New: Recommendations for fatigue in RMDs

This is the lay version of the EULAR recommendations for managing fatigue in people with inflammatory  rheumatic and musculoskeletal diseases. The original publication can be downloaded from the EULAR  website: 

Dures E, Farisoğulları B, Santos EJF, et al2023 EULAR recommendations for the management of fatigue in  people with inflammatory rheumatic and musculoskeletal diseases Annals of the Rheumatic Diseases  Published Online First: 22 November 2023. doi: 10.1136/ard-2023-224514 

EULAR – the European Alliance of Associations for Rheumatology – gives advice to health professionals and  patients about the best way to treat and manage diseases. In 2023, EULAR produced new recommendations  on how to manage fatigue that affects people with an inflammatory rheumatic and musculoskeletal disease  (shortened to I-RMD).  

Doctors, nurses, other health professionals (such as physiotherapists, occupational therapists, and  psychologists), and people with personal experience of an I-RMD and fatigue worked together to develop these  recommendations.  

What do we already know?
There are many different types of I-RMD, such as rheumatoid arthritis, psoriatic arthritis, and ankylosing  spondylitis – as well as lupus, gout, and systemic sclerosis. Although there are differences between I-RMD, there are also some common features. These include an autoimmune component, where inflammation causes  swelling or pain in the joints and muscles.  

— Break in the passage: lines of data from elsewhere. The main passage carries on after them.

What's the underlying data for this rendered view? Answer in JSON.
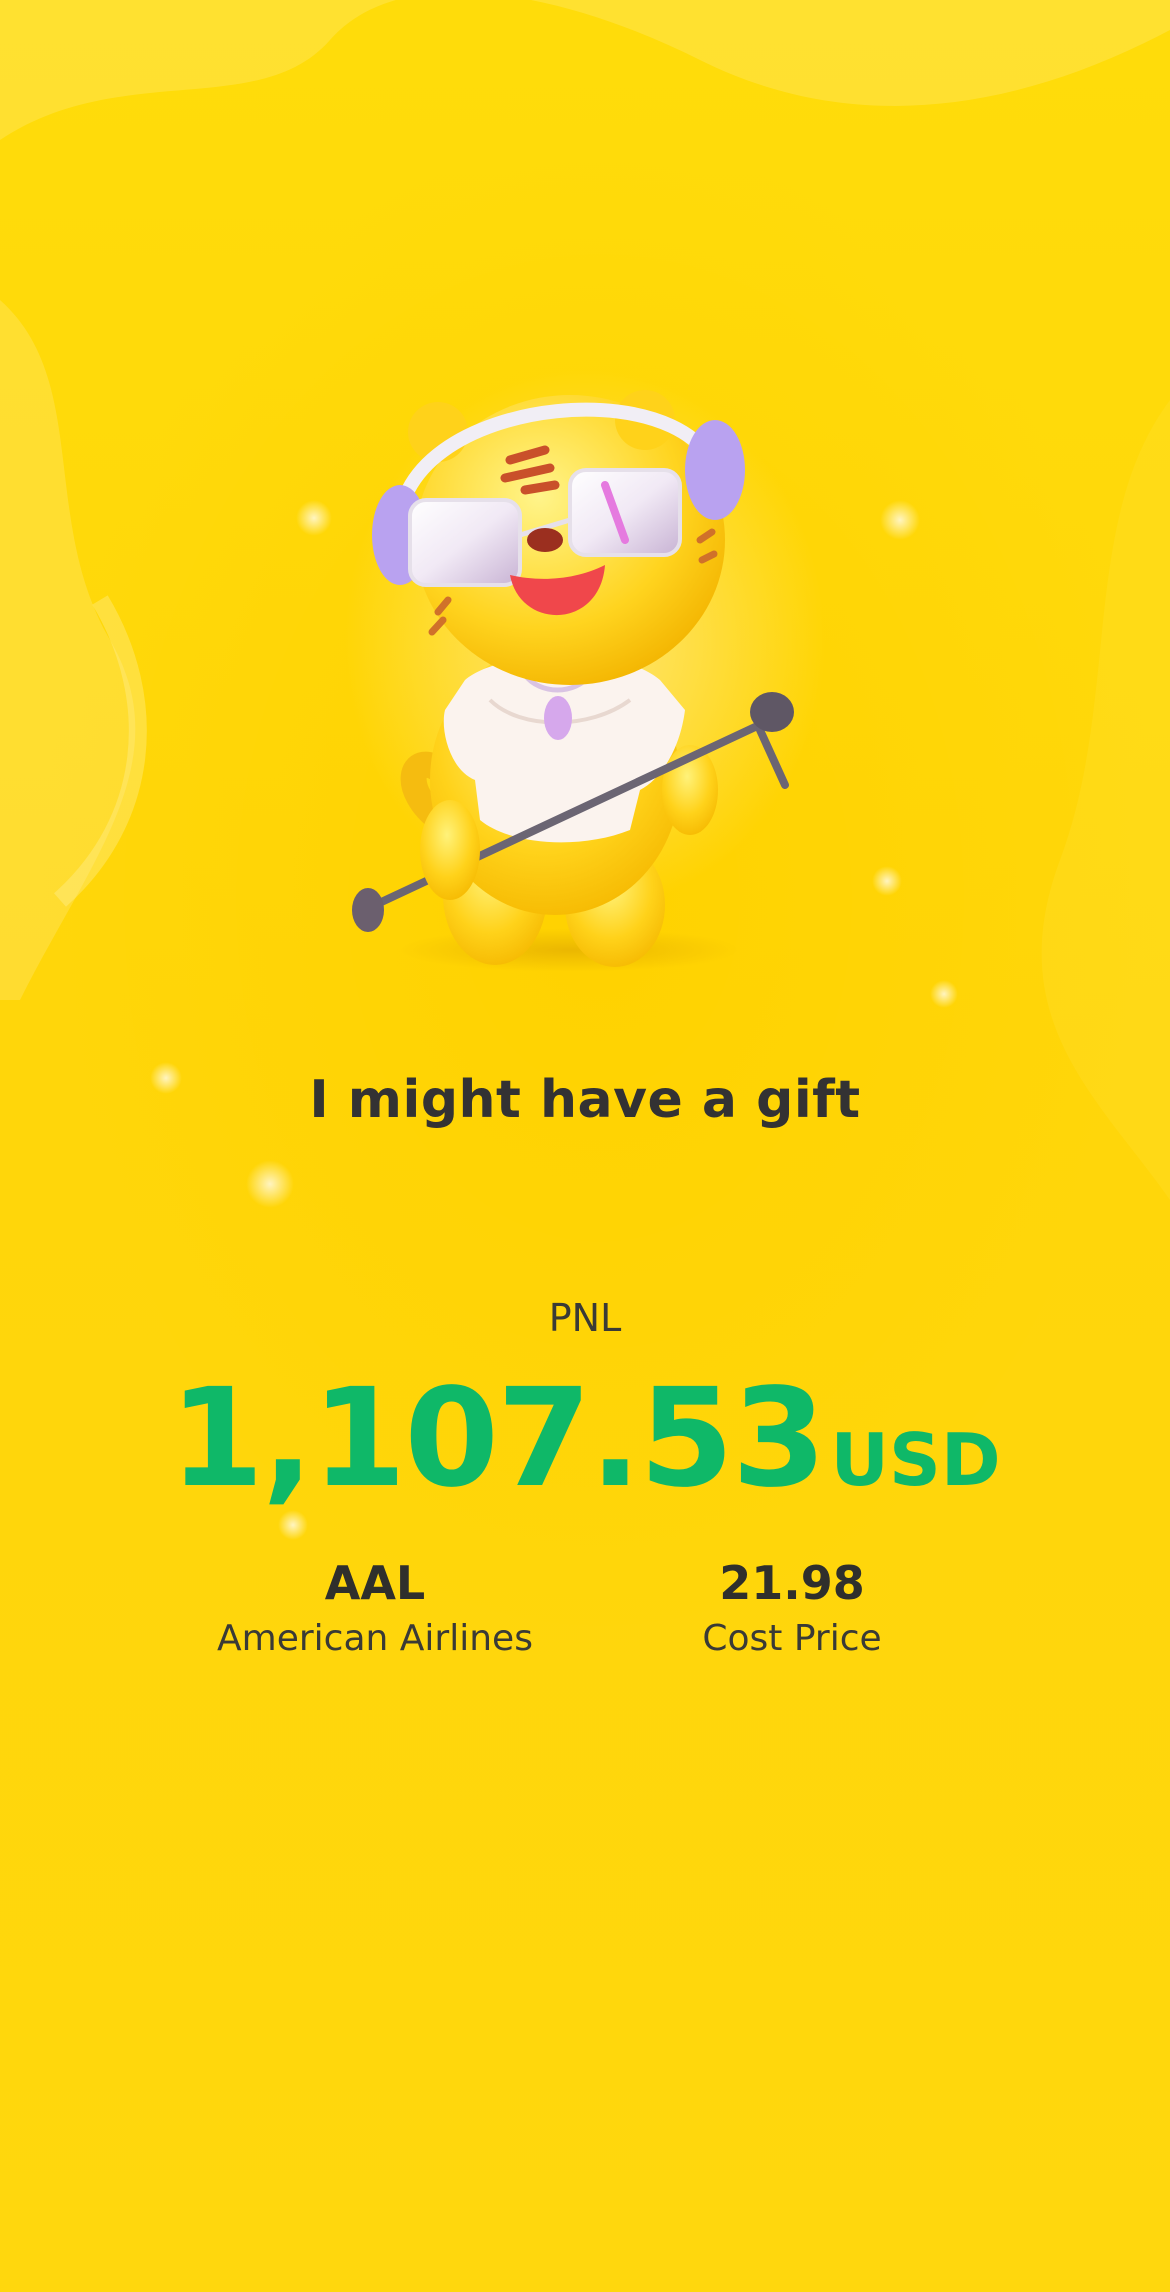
{
  "mascot": {
    "icon": "tiger-singer-icon",
    "colors": {
      "body": "#ffd21a",
      "shirt": "#fbf3ee",
      "headphones": "#b9a2f0",
      "mouth": "#f0474b"
    }
  },
  "gift_title": "I might have a gift",
  "pnl": {
    "label": "PNL",
    "value": "1,107.53",
    "unit": "USD"
  },
  "stock": {
    "ticker": "AAL",
    "name": "American Airlines"
  },
  "cost": {
    "value": "21.98",
    "label": "Cost Price"
  },
  "colors": {
    "background": "#ffd809",
    "profit_green": "#0fb868",
    "text_dark": "#333233"
  }
}
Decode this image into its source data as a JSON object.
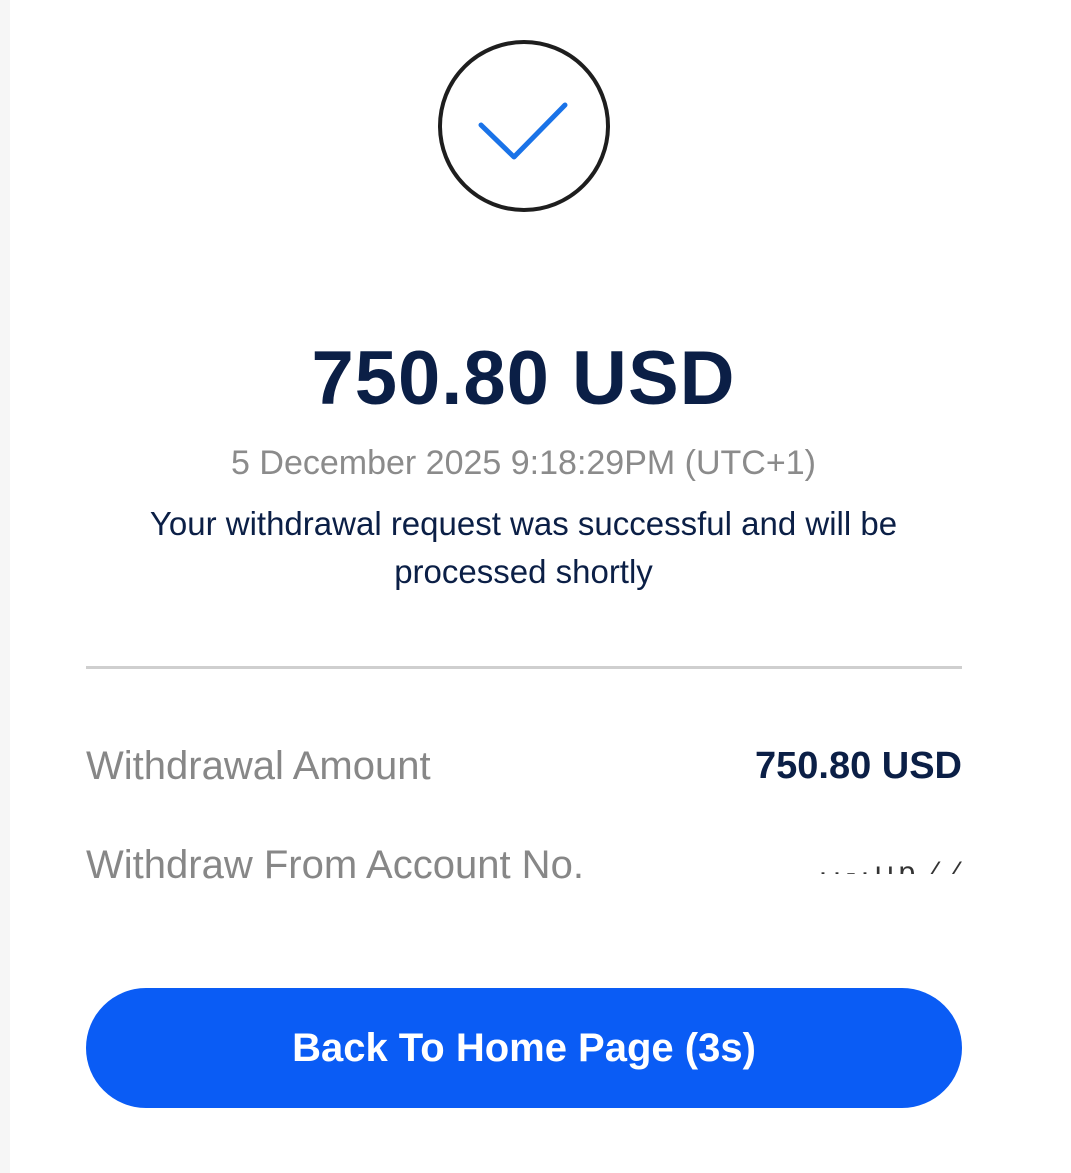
{
  "colors": {
    "accent": "#0a5cf5",
    "check": "#1a73e8",
    "heading": "#0b1f46",
    "muted": "#878787"
  },
  "icons": {
    "success": "checkmark-circle-icon"
  },
  "summary": {
    "amount": "750.80 USD",
    "timestamp": "5 December 2025 9:18:29PM (UTC+1)",
    "message": "Your withdrawal request was successful and will be processed shortly"
  },
  "details": {
    "withdrawal_amount_label": "Withdrawal Amount",
    "withdrawal_amount_value": "750.80 USD",
    "account_label": "Withdraw From Account No.",
    "account_value": "··-·ııɒ ⁄ ⁄"
  },
  "actions": {
    "home_button_label": "Back To Home Page (3s)",
    "countdown_seconds": 3
  }
}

Fatigue is common in people with an I-RMD. This extreme tiredness is recognised as one of the most  challenging symptoms to manage. Unfortunately, the underlying causes are not clear. It is likely that they are  not the same for everybody and that they can change overtime. There is no cure for fatigue, but we do have  evidence for some approaches that can help. We have examined this evidence in-depth and used it to produce  recommendations for how to support people with I-RMD and fatigue. 

What do the recommendations say?
In total, there are 4 overarching principles (general points) and 4 recommendations (specific points). The  principles say that healthcare professionals should be aware that fatigue is related to biological, psychological, and social factors. Health professionals should monitor patients’ fatigue and offer them management options.  . Decisions about which options to take should be shared between patients and health professionals. Finally,  fatigue management of should be based on each patient’s needs and preferences. Issues to consider include  patients’ disease activity, any other health conditions they have, and individual psychosocial or contextual  factors. 

Each recommendation is based on the best current knowledge from studies of scientific evidence or expert  opinion. The more stars a recommendation has, the stronger the evidence is. However, recommendations with limited scientific evidence may be important because the experts can have a strong opinion based on  experience even when the published evidence may be lacking. 

One star (*) means it is a recommendation with limited scientific evidence.
Two stars (**) means it is a recommendation with some scientific evidence.
Three stars (***) means it is a recommendation with quite a lot of scientific evidence.
Four stars (****) means it is a recommendation supported with a lot of scientific evidence. 


  • Your level of fatigue (severity), the impact it is having, and your coping strategies should be  assessed at your appointments.*
    Your healthcare team should include regular assessment of fatigue in your clinical appointments for  your I-RMD. This should include whether you have any fatigue, how severe it is and how much it is  affecting your life. Your team should also discuss coping strategies with you to help find something that  works for you personally. Help and support to manage fatigue might be provided by various healthcare  professionals, including rheumatologists, doctors, nurses, psychologists, nutritionists, physiotherapists,  occupational therapists, social workers, or dieticians.
  • If you have an I-RMD and fatigue you should be offered support to take part in physical  activity.****
    As part of clinical care, you should be offered access to tailored physical activity programmes/courses. These need to be matched to your support needs, preferences, resources and abilities. You should also  be encouraged to stay physically active in the long-term. Evidence has shown that being physically  active or exercising can help to reduce fatigue.
  • If you have an I-RMD and fatigue you should be offered psychoeducational interventions.**** As part of clinical care, you should be offered access to programmes/courses that provide education  and psychological support for managing fatigue. There is evidence that this sort of education can help  people to understand and cope better with their fatigue.
  • If you have fatigue – or if it gets worse – your rheumatology team should check your disease  activity status and consider starting or changing immunomodulatory treatment.**** If you start to experience fatigue or if your fatigue starts to get worse, a health professional should check  your disease activity levels. Depending on your disease activity level, this might result in starting or  changing immunomodulatory treatment. 


Overall, these recommendations give guidance to health professionals and patients about fatigue management for people with an I-RMD. You should work with your healthcare team to make an informed decision about your fatigue and its treatment.  

Recommendations with just one or two stars are based mainly on expert opinion and not backed up by studies,  but these may be as important as those with three or four stars. 

If you have any questions or concerns about your I-RMD, your fatigue or your medication, you should speak  to a health professional involved in your care.